The Visa Interview
Dress well, speak clearly, be polite and look the interviewer in the eye and answer all questions specifically. Be prepared to present your own case and information since it is possible your family or friends may not be permitted to accompany you for the interview. Make sure you have all the items possibly needed for your interview, mainly passport, I-20 SEVIS fee receipt, bank statement.
Be prepared to speak English – Expect that the interview will be conducted in English and not in your native language. Interviews can make you nervous, especially if they are not in your native language, so be sure to practice ahead of time with a native speaker or friend who is proficient in English. Remember that the interview is very short and it is important that you be able to say what you need to without forgetting or stumbling on words.
Be Concise - As mentioned above, you only have a limited amount of time to make your case. Remember that the embassy or consulate gets a huge amount of applications and are under heavy time pressure. You may only have 2 to 5 minutes with the officer. This is a situation where first impressions are crucial. Keep your answers short and to the point, and do not waste time on insignificant details or stories. Have all documents easily accessible. You will want to make a favorable impression in the first minute or two of the interview, since the official is under time pressure to conduct a short and efficient interview. Show a positive attitude and do not argue with the official.
What if my visa is denied?
Be polite: You may be very upset and frustrated, but arguing will work against you. Remember, you may have to deal with this person again, so do your best to make a good impression.
Ask the consular officer to give you a written explanation of your denial. He or she is required to do so upon request. The most common reasons for visa denial are; failure to prove sufficient ties to your home country and failure to provide evidence of adequate financial support. Other reasons for visa denials include health-related issues such as Tuberculosis, HIV/AIDS, etc., criminal background, security risk, previous illegal entrance to the United States, immigration status violators previously removed from the United States.
You are legally allowed to reapply for your visa.

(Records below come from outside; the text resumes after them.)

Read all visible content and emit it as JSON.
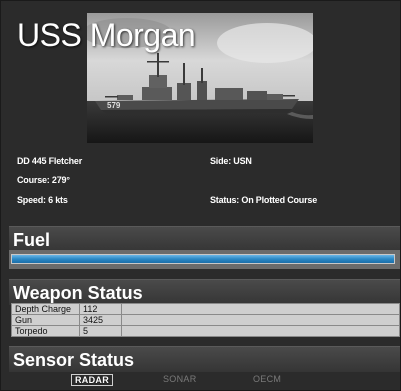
{
  "ship": {
    "name": "USS Morgan",
    "hull_number": "579",
    "designation": "DD 445 Fletcher",
    "side": "Side: USN",
    "course": "Course: 279°",
    "speed": "Speed: 6 kts",
    "status": "Status: On Plotted Course"
  },
  "fuel": {
    "title": "Fuel",
    "level": 1.0
  },
  "weapons": {
    "title": "Weapon Status",
    "rows": [
      {
        "name": "Depth Charge",
        "count": "112"
      },
      {
        "name": "Gun",
        "count": "3425"
      },
      {
        "name": "Torpedo",
        "count": "5"
      }
    ]
  },
  "sensors": {
    "title": "Sensor Status",
    "items": [
      {
        "label": "RADAR",
        "active": true
      },
      {
        "label": "SONAR",
        "active": false
      },
      {
        "label": "OECM",
        "active": false
      }
    ]
  },
  "colors": {
    "panel": "#2b2b2b",
    "fuel_bar": "#2a88c6",
    "active_sensor": "#ffffff",
    "inactive_sensor": "#7a7a7a"
  }
}
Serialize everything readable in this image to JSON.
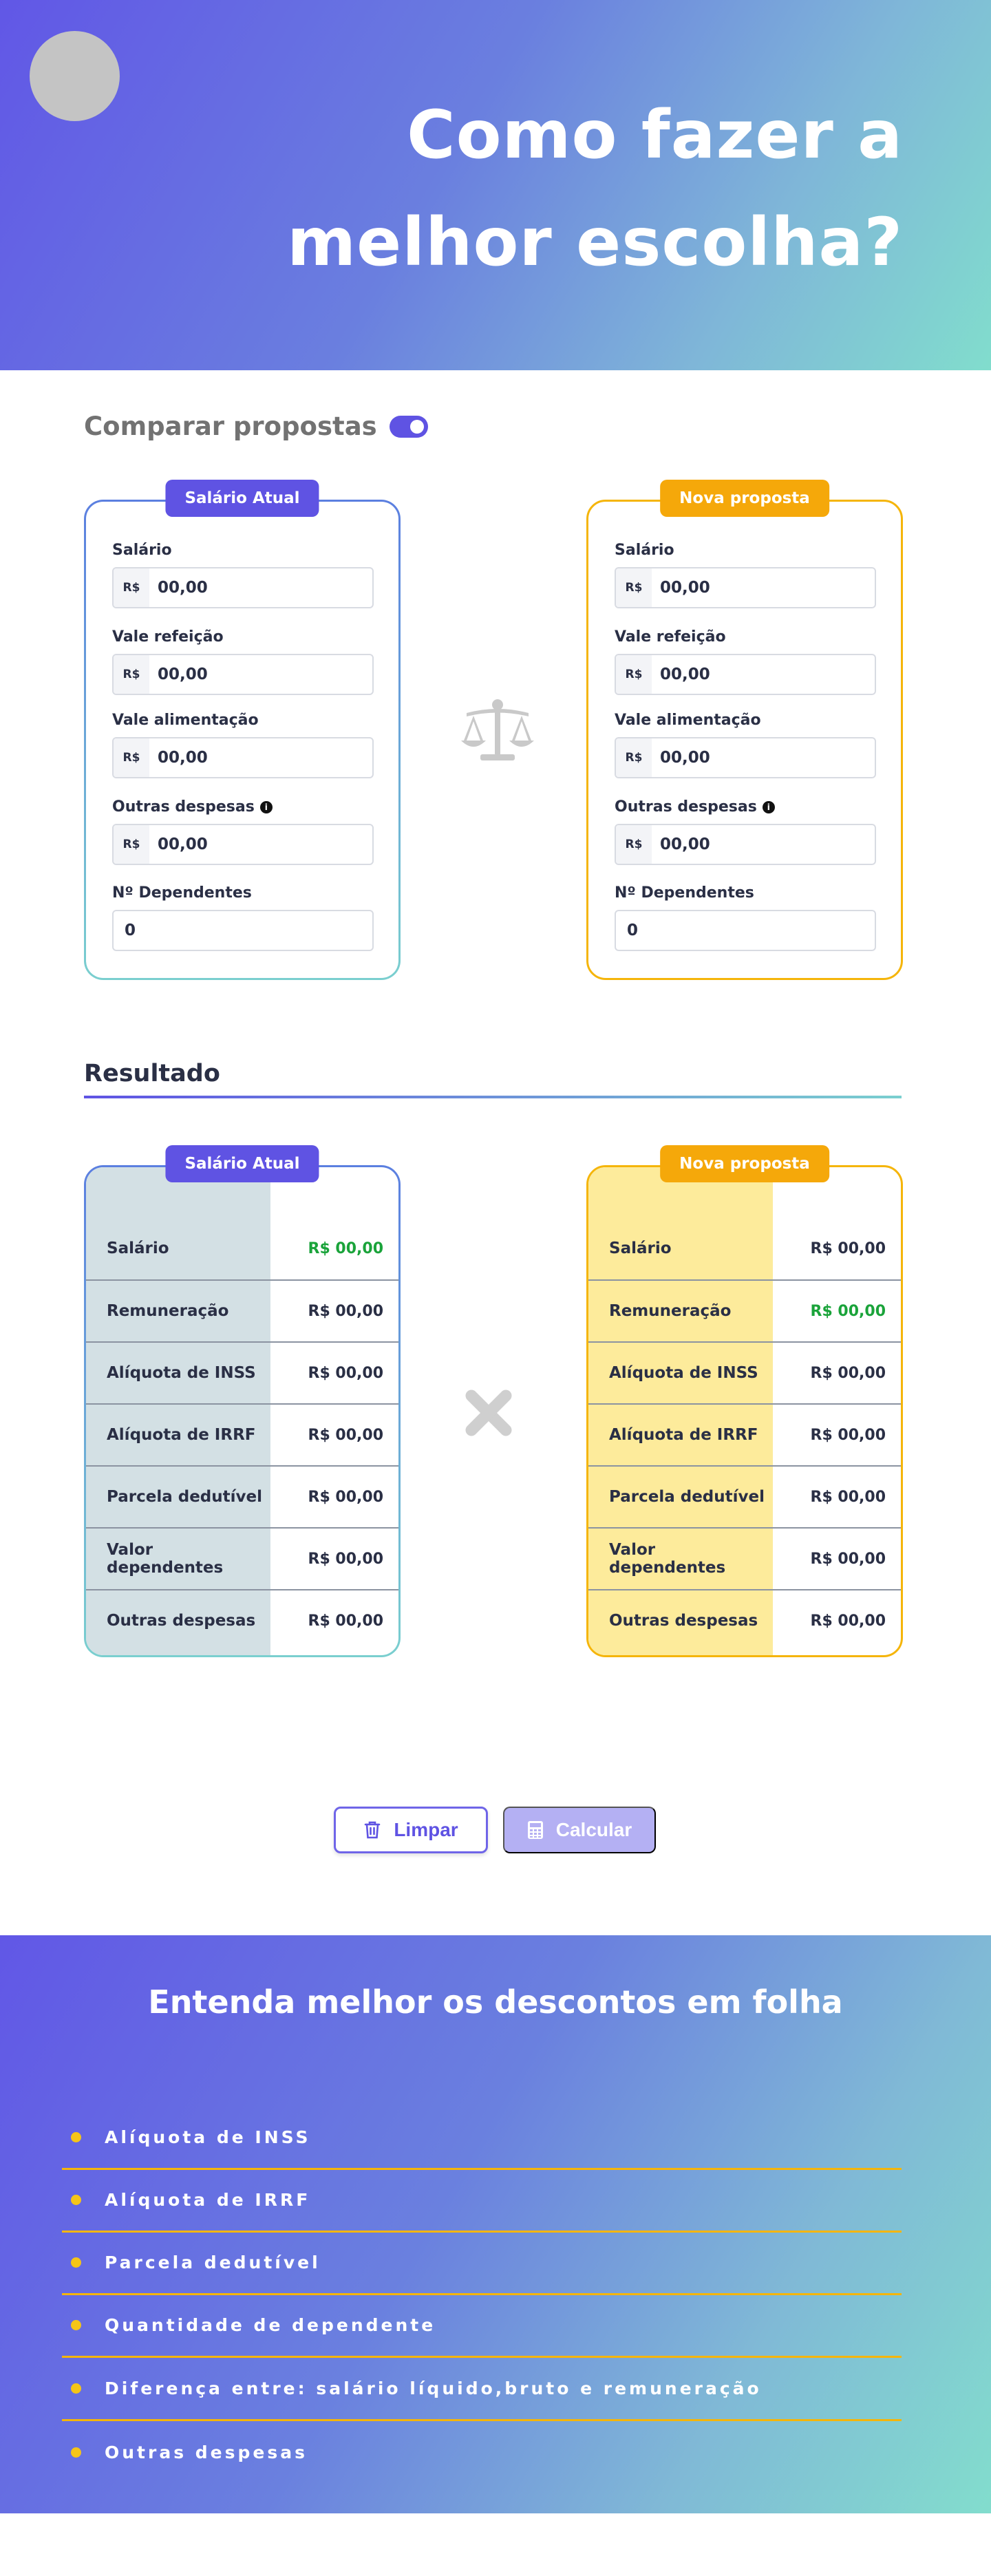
{
  "hero": {
    "title_line1": "Como fazer a",
    "title_line2": "melhor escolha?"
  },
  "compare": {
    "label": "Comparar propostas",
    "toggle_on": true
  },
  "input_cards": [
    {
      "badge": "Salário Atual",
      "fields": [
        {
          "label": "Salário",
          "prefix": "R$",
          "value": "00,00"
        },
        {
          "label": "Vale refeição",
          "prefix": "R$",
          "value": "00,00"
        },
        {
          "label": "Vale alimentação",
          "prefix": "R$",
          "value": "00,00"
        },
        {
          "label": "Outras despesas",
          "prefix": "R$",
          "value": "00,00"
        },
        {
          "label": "Nº Dependentes",
          "value": "0"
        }
      ]
    },
    {
      "badge": "Nova proposta",
      "fields": [
        {
          "label": "Salário",
          "prefix": "R$",
          "value": "00,00"
        },
        {
          "label": "Vale refeição",
          "prefix": "R$",
          "value": "00,00"
        },
        {
          "label": "Vale alimentação",
          "prefix": "R$",
          "value": "00,00"
        },
        {
          "label": "Outras despesas",
          "prefix": "R$",
          "value": "00,00"
        },
        {
          "label": "Nº Dependentes",
          "value": "0"
        }
      ]
    }
  ],
  "result": {
    "title": "Resultado",
    "cards": [
      {
        "badge": "Salário Atual",
        "rows": [
          {
            "label": "Salário",
            "value": "R$ 00,00"
          },
          {
            "label": "Remuneração",
            "value": "R$ 00,00"
          },
          {
            "label": "Alíquota de INSS",
            "value": "R$ 00,00"
          },
          {
            "label": "Alíquota de IRRF",
            "value": "R$ 00,00"
          },
          {
            "label": "Parcela dedutível",
            "value": "R$ 00,00"
          },
          {
            "label": "Valor dependentes",
            "value": "R$ 00,00"
          },
          {
            "label": "Outras despesas",
            "value": "R$ 00,00"
          }
        ]
      },
      {
        "badge": "Nova proposta",
        "rows": [
          {
            "label": "Salário",
            "value": "R$ 00,00"
          },
          {
            "label": "Remuneração",
            "value": "R$ 00,00"
          },
          {
            "label": "Alíquota de INSS",
            "value": "R$ 00,00"
          },
          {
            "label": "Alíquota de IRRF",
            "value": "R$ 00,00"
          },
          {
            "label": "Parcela dedutível",
            "value": "R$ 00,00"
          },
          {
            "label": "Valor dependentes",
            "value": "R$ 00,00"
          },
          {
            "label": "Outras despesas",
            "value": "R$ 00,00"
          }
        ]
      }
    ]
  },
  "buttons": {
    "clear_label": "Limpar",
    "calc_label": "Calcular"
  },
  "footer": {
    "title": "Entenda melhor os descontos em folha",
    "items": [
      "Alíquota de INSS",
      "Alíquota de IRRF",
      "Parcela dedutível",
      "Quantidade de dependente",
      "Diferença entre: salário líquido,bruto e remuneração",
      "Outras despesas"
    ]
  },
  "icons": {
    "scale": "scale-balance-icon",
    "compare_x": "close-x-icon",
    "trash": "trash-icon",
    "calculator": "calculator-icon",
    "info": "info-icon"
  },
  "colors": {
    "primary": "#5f53e3",
    "accent_yellow": "#f5b50a",
    "positive_green": "#1aa33a",
    "blue_label_bg": "#d3e0e4",
    "yellow_label_bg": "#fdeb9b"
  }
}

When reapplying, make sure to carefully put together your case, add new evidence and make sure that you are able to discount the reasons of your first denial.